LOS ANGELES – More than half a million immigration advocates marched though downtown Los Angeles in one of the largest demonstrations for any cause in recent U.S. history.
More than 500,000 protesters — demanding that Congress abandon attempts to make illegal immigration a felony and to build more walls along the border — surprised police who estimated the crowd size using aerial photographs and other techniques, police Cmdr. Louis Gray Jr. said.
Wearing white T-shirts to symbolize peace, the demonstrators chanted "Mexico!" "USA!" and "Si se puede," an old Mexican-American civil rights shout that means "Yes, we can."
In Denver, more than 50,000 people protested downtown Saturday, according to police who had expected only a few thousand. Phoenix was similarly surprised Friday when an estimated 20,000 people gathered for one of the biggest demonstrations in city history, and more than 10,000 marched in Milwaukee on Thursday.
"We construct your schools. We cook your food," rapper Jorge Ruiz said after performing at a Dallas rally that drew 1,500. "We are the motor of this nation, but people don't see us. Blacks and whites, they had their revolution. They had their Martin Luther King. Now it is time for us."
Many protesters said lawmakers were unfairly targeting immigrants who provide a major labor pool for America's economy.
"Enough is enough of the xenophobic movement," said Norman Martinez, 63, who immigrated from Honduras as a child and marched in Los Angeles. "They are picking on the weakest link in society, which has built this country."

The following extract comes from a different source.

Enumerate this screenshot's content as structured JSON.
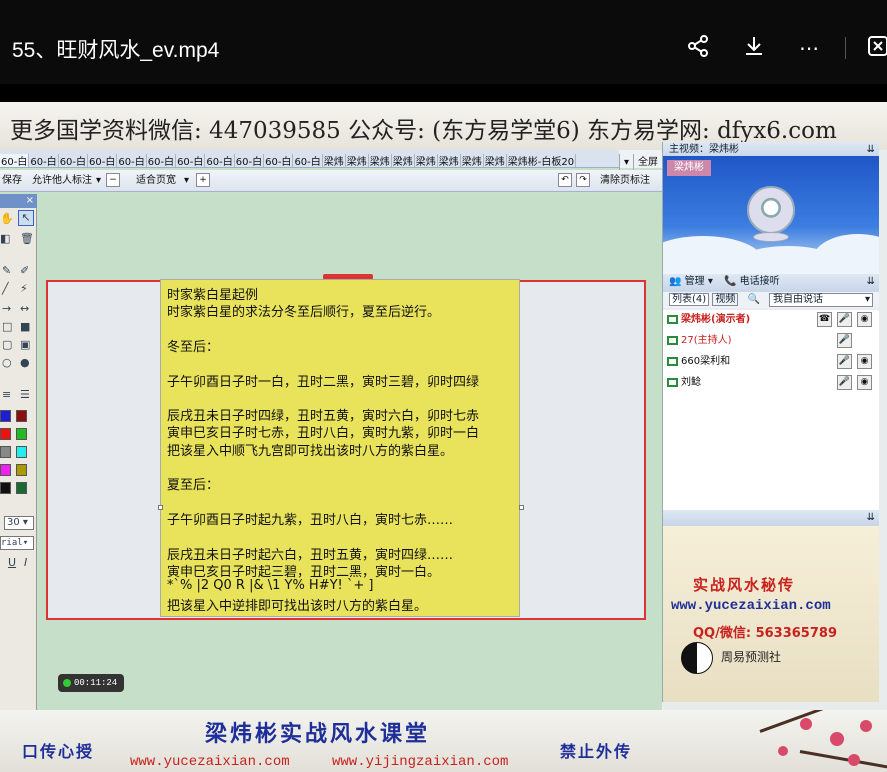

The U.S. House of Representatives has passed legislation that would make it a felony to be in the U.S. illegally, impose new penalties on employers who hire illegal immigrants, require churches to check the legal status of people they help, and erect fences along one-third of the U.S.-Mexican border.
The Senate is to begin debating the proposals on Tuesday.

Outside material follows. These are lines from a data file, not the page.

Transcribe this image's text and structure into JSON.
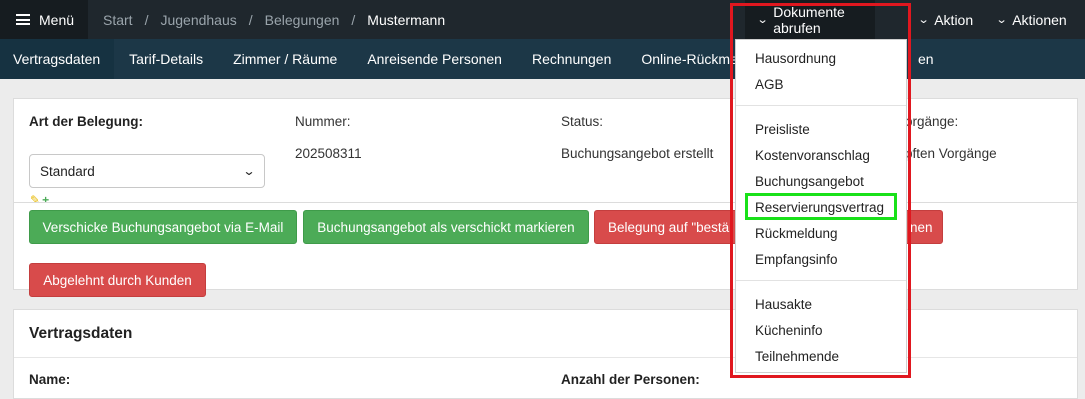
{
  "topbar": {
    "menu_label": "Menü",
    "breadcrumb": [
      "Start",
      "Jugendhaus",
      "Belegungen",
      "Mustermann"
    ],
    "documents_button": "Dokumente abrufen",
    "action_button": "Aktion",
    "actions_button": "Aktionen"
  },
  "tabs": [
    "Vertragsdaten",
    "Tarif-Details",
    "Zimmer / Räume",
    "Anreisende Personen",
    "Rechnungen",
    "Online-Rückmeldu",
    "en"
  ],
  "booking": {
    "type_label": "Art der Belegung:",
    "type_value": "Standard",
    "number_label": "Nummer:",
    "number_value": "202508311",
    "status_label": "Status:",
    "status_value": "Buchungsangebot erstellt",
    "linked_label": "orgänge:",
    "linked_value": "pften Vorgänge"
  },
  "buttons": {
    "send_offer": "Verschicke Buchungsangebot via E-Mail",
    "mark_sent": "Buchungsangebot als verschickt markieren",
    "confirm": "Belegung auf \"bestä",
    "confirm_tail": "nen",
    "rejected": "Abgelehnt durch Kunden"
  },
  "contract": {
    "title": "Vertragsdaten",
    "name_label": "Name:",
    "persons_label": "Anzahl der Personen:"
  },
  "documents_menu": {
    "group1": [
      "Hausordnung",
      "AGB"
    ],
    "group2": [
      "Preisliste",
      "Kostenvoranschlag",
      "Buchungsangebot",
      "Reservierungsvertrag",
      "Rückmeldung",
      "Empfangsinfo"
    ],
    "group3": [
      "Hausakte",
      "Kücheninfo",
      "Teilnehmende"
    ]
  },
  "colors": {
    "topbar": "#1f272d",
    "tabbar": "#1c3747",
    "green_button": "#4cab57",
    "red_button": "#d84b4b",
    "highlight_red": "#e0171f",
    "highlight_green": "#19e119"
  }
}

President Bush on Saturday called for legislation that does not force America to choose between being a welcoming society and a lawful one.

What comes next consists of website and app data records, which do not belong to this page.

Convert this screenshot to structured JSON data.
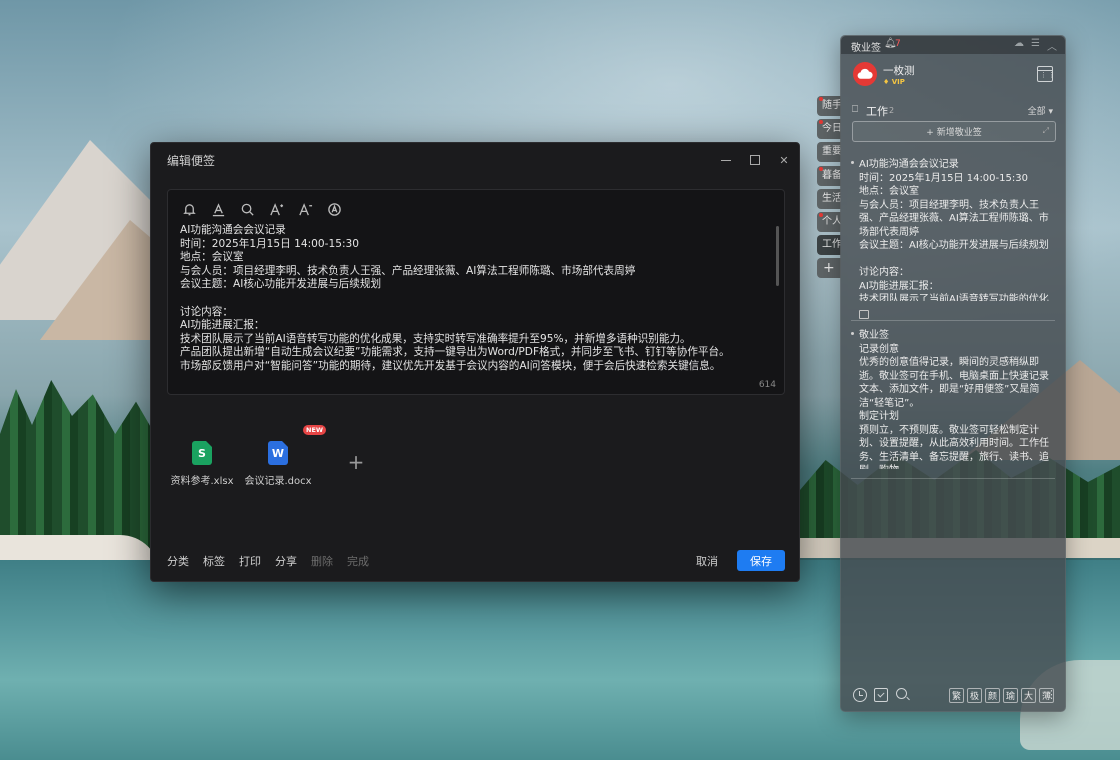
{
  "editor": {
    "title": "编辑便签",
    "char_count": "614",
    "lines": [
      "AI功能沟通会会议记录",
      "时间：2025年1月15日 14:00-15:30",
      "地点：会议室",
      "与会人员：项目经理李明、技术负责人王强、产品经理张薇、AI算法工程师陈璐、市场部代表周婷",
      "会议主题：AI核心功能开发进展与后续规划",
      "",
      "讨论内容：",
      "AI功能进展汇报：",
      "技术团队展示了当前AI语音转写功能的优化成果，支持实时转写准确率提升至95%，并新增多语种识别能力。",
      "产品团队提出新增“自动生成会议纪要”功能需求，支持一键导出为Word/PDF格式，并同步至飞书、钉钉等协作平台。",
      "市场部反馈用户对“智能问答”功能的期待，建议优先开发基于会议内容的AI问答模块，便于会后快速检索关键信息。"
    ],
    "attachments": [
      {
        "name": "资料参考.xlsx",
        "icon_letter": "S",
        "icon": "xlsx-file-icon"
      },
      {
        "name": "会议记录.docx",
        "icon_letter": "W",
        "icon": "docx-file-icon"
      }
    ],
    "new_badge": "NEW",
    "add_attachment": "+",
    "footer": {
      "category": "分类",
      "tag": "标签",
      "print": "打印",
      "share": "分享",
      "delete": "删除",
      "done": "完成",
      "cancel": "取消",
      "save": "保存"
    }
  },
  "side_tabs": [
    {
      "label": "随手",
      "dot": true
    },
    {
      "label": "今日",
      "dot": true
    },
    {
      "label": "重要",
      "dot": false
    },
    {
      "label": "暮备",
      "dot": true
    },
    {
      "label": "生活",
      "dot": false
    },
    {
      "label": "个人",
      "dot": true
    },
    {
      "label": "工作",
      "dot": false,
      "active": true
    },
    {
      "label": "+",
      "dot": false
    }
  ],
  "panel": {
    "app_name": "敬业签",
    "reminder_count": "7",
    "user": {
      "name": "一枚测",
      "badge": "VIP"
    },
    "category": {
      "name": "工作",
      "count": "2"
    },
    "filter": "全部",
    "new_note_label": "+ 新增敬业签",
    "notes": [
      {
        "lines": [
          "AI功能沟通会会议记录",
          "时间：2025年1月15日 14:00-15:30",
          "地点：会议室",
          "与会人员：项目经理李明、技术负责人王强、产品经理张薇、AI算法工程师陈璐、市场部代表周婷",
          "会议主题：AI核心功能开发进展与后续规划",
          "",
          "讨论内容：",
          "AI功能进展汇报：",
          "技术团队展示了当前AI语音转写功能的优化成果"
        ]
      },
      {
        "lines": [
          "敬业签",
          "记录创意",
          "优秀的创意值得记录，瞬间的灵感稍纵即逝。敬业签可在手机、电脑桌面上快速记录文本、添加文件，即是“好用便签”又是简洁“轻笔记”。",
          "制定计划",
          "预则立，不预则废。敬业签可轻松制定计划、设置提醒，从此高效利用时间。工作任务、生活清单、备忘提醒，旅行、读书、追剧、购物"
        ]
      }
    ],
    "font_buttons": [
      "繁",
      "极",
      "颜",
      "瑜",
      "大",
      "薄"
    ]
  },
  "colors": {
    "accent": "#1e7cf2",
    "brand_red": "#e53935",
    "vip_gold": "#f4c542",
    "new_badge": "#e64545"
  }
}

"America is a nation of immigrants, and we're also a nation of laws," Bush said in his weekly radio address, discussing an issue that had driven a wedge into his own party.
Bush sides with business leaders who want to let some of the estimated 12 million undocumented immigrants stay in the country and work for a set period of time. Others, including Senate Majority Leader Bill Frist, say national security concerns should drive immigration reform.
But many protesters rejected claims the national security claim, noting that the legislation would hurt Hispanics the most.
"When did you ever see a Mexican blow up the World Trade Center? Who do you think built the World Trade Center?" said David Gonzalez, 22, who marched in Los Angeles with a sign that read, "I'm in my homeland."'
Between 5,000 and 7,000 people gathered Saturday in Charlotte, carrying signs with slogans such as "Am I Not a Human Being?" In Sacramento, more than 4,000 people protested immigration legislation at an annual march honoring the late farm labor leader Cesar Chavez.
The demonstrations are expected to culminate April 10 in a "National Day of Action" organized by labor, immigration, civil rights and religious groups.